[Website and app data records]
• • • • • • •

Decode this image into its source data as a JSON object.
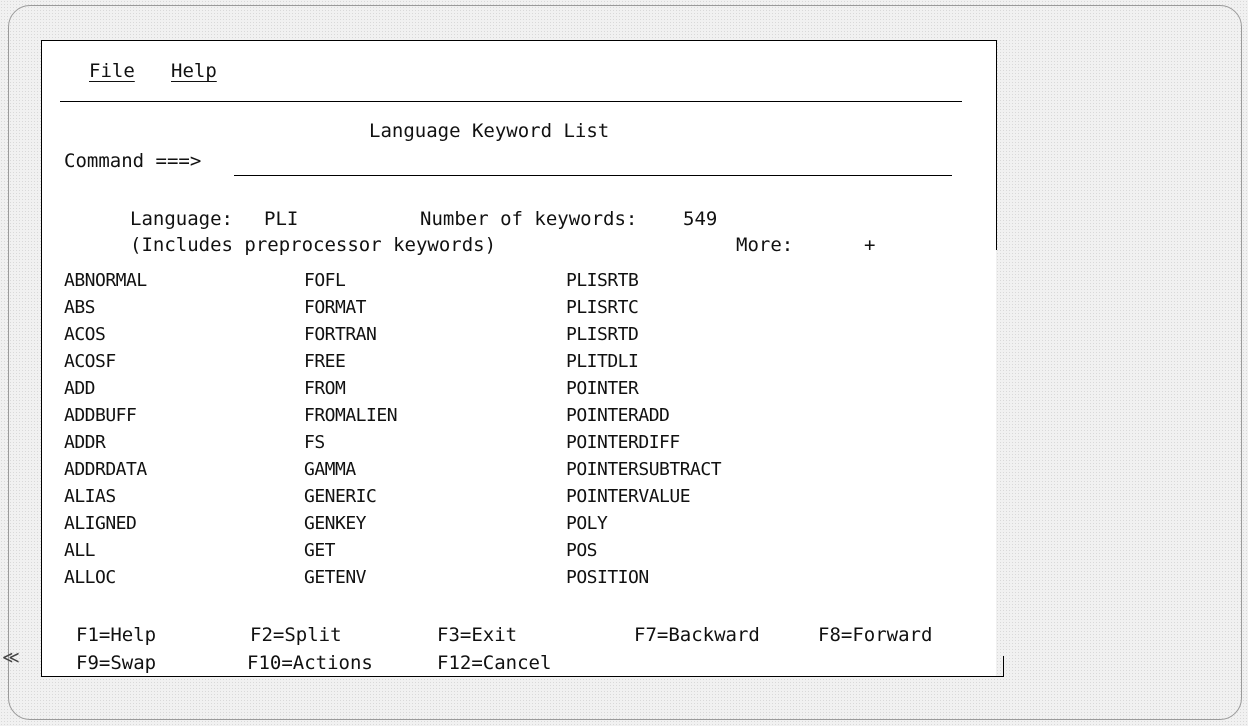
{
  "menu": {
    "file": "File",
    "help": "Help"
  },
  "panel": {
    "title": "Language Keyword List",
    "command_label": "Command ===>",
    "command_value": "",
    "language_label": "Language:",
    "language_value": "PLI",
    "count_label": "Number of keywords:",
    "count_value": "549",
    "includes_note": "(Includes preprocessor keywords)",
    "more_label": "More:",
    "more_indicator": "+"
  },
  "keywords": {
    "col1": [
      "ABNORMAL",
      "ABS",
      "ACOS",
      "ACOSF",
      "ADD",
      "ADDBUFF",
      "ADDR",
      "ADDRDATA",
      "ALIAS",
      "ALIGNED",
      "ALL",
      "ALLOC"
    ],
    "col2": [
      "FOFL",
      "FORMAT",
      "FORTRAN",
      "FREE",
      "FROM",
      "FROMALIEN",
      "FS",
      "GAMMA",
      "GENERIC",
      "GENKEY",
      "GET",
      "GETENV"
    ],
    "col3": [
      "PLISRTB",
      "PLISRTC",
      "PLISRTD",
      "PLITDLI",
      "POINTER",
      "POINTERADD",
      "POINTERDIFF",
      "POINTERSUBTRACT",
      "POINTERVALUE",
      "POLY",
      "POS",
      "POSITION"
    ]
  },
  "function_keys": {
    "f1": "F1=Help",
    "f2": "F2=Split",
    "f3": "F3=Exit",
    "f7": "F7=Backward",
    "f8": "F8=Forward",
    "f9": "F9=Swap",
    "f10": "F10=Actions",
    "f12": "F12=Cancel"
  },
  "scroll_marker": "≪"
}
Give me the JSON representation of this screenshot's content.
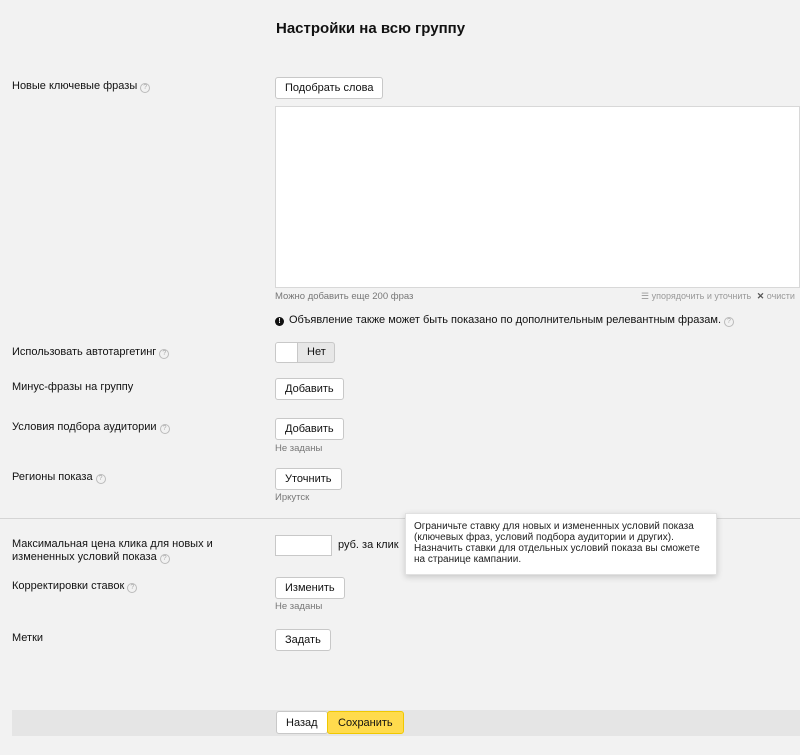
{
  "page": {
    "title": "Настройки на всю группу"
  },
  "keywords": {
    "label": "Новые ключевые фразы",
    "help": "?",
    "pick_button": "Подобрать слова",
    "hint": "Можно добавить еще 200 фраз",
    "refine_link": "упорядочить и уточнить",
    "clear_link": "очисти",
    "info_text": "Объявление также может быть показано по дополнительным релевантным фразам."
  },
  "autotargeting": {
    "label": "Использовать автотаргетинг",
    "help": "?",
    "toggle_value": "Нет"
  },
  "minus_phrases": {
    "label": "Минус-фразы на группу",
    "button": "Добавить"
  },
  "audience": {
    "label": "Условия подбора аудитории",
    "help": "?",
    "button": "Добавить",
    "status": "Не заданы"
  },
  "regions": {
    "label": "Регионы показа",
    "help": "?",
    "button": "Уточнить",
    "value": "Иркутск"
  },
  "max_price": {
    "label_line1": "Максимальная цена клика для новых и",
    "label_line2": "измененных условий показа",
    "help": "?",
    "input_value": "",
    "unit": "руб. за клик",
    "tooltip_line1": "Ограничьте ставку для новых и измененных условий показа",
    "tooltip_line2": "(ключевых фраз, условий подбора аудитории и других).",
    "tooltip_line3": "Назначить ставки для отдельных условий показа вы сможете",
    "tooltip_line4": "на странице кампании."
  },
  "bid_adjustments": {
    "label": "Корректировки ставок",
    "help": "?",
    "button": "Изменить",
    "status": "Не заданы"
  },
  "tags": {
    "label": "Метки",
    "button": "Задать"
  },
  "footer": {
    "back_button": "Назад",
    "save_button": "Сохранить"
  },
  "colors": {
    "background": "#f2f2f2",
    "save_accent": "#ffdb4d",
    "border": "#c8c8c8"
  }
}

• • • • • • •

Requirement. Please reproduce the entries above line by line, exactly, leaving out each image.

Response.
Decode this image into its source data as a JSON object.
{
  "menu": {
    "file": "File",
    "help": "Help"
  },
  "panel": {
    "title": "Language Keyword List",
    "command_label": "Command ===>",
    "command_value": "",
    "language_label": "Language:",
    "language_value": "PLI",
    "count_label": "Number of keywords:",
    "count_value": "549",
    "includes_note": "(Includes preprocessor keywords)",
    "more_label": "More:",
    "more_indicator": "+"
  },
  "keywords": {
    "col1": [
      "ABNORMAL",
      "ABS",
      "ACOS",
      "ACOSF",
      "ADD",
      "ADDBUFF",
      "ADDR",
      "ADDRDATA",
      "ALIAS",
      "ALIGNED",
      "ALL",
      "ALLOC"
    ],
    "col2": [
      "FOFL",
      "FORMAT",
      "FORTRAN",
      "FREE",
      "FROM",
      "FROMALIEN",
      "FS",
      "GAMMA",
      "GENERIC",
      "GENKEY",
      "GET",
      "GETENV"
    ],
    "col3": [
      "PLISRTB",
      "PLISRTC",
      "PLISRTD",
      "PLITDLI",
      "POINTER",
      "POINTERADD",
      "POINTERDIFF",
      "POINTERSUBTRACT",
      "POINTERVALUE",
      "POLY",
      "POS",
      "POSITION"
    ]
  },
  "function_keys": {
    "f1": "F1=Help",
    "f2": "F2=Split",
    "f3": "F3=Exit",
    "f7": "F7=Backward",
    "f8": "F8=Forward",
    "f9": "F9=Swap",
    "f10": "F10=Actions",
    "f12": "F12=Cancel"
  },
  "scroll_marker": "≪"
}
Give me the JSON representation of this screenshot's content.
{
  "page": {
    "title": "Настройки на всю группу"
  },
  "keywords": {
    "label": "Новые ключевые фразы",
    "help": "?",
    "pick_button": "Подобрать слова",
    "hint": "Можно добавить еще 200 фраз",
    "refine_link": "упорядочить и уточнить",
    "clear_link": "очисти",
    "info_text": "Объявление также может быть показано по дополнительным релевантным фразам."
  },
  "autotargeting": {
    "label": "Использовать автотаргетинг",
    "help": "?",
    "toggle_value": "Нет"
  },
  "minus_phrases": {
    "label": "Минус-фразы на группу",
    "button": "Добавить"
  },
  "audience": {
    "label": "Условия подбора аудитории",
    "help": "?",
    "button": "Добавить",
    "status": "Не заданы"
  },
  "regions": {
    "label": "Регионы показа",
    "help": "?",
    "button": "Уточнить",
    "value": "Иркутск"
  },
  "max_price": {
    "label_line1": "Максимальная цена клика для новых и",
    "label_line2": "измененных условий показа",
    "help": "?",
    "input_value": "",
    "unit": "руб. за клик",
    "tooltip_line1": "Ограничьте ставку для новых и измененных условий показа",
    "tooltip_line2": "(ключевых фраз, условий подбора аудитории и других).",
    "tooltip_line3": "Назначить ставки для отдельных условий показа вы сможете",
    "tooltip_line4": "на странице кампании."
  },
  "bid_adjustments": {
    "label": "Корректировки ставок",
    "help": "?",
    "button": "Изменить",
    "status": "Не заданы"
  },
  "tags": {
    "label": "Метки",
    "button": "Задать"
  },
  "footer": {
    "back_button": "Назад",
    "save_button": "Сохранить"
  },
  "colors": {
    "background": "#f2f2f2",
    "save_accent": "#ffdb4d",
    "border": "#c8c8c8"
  }
}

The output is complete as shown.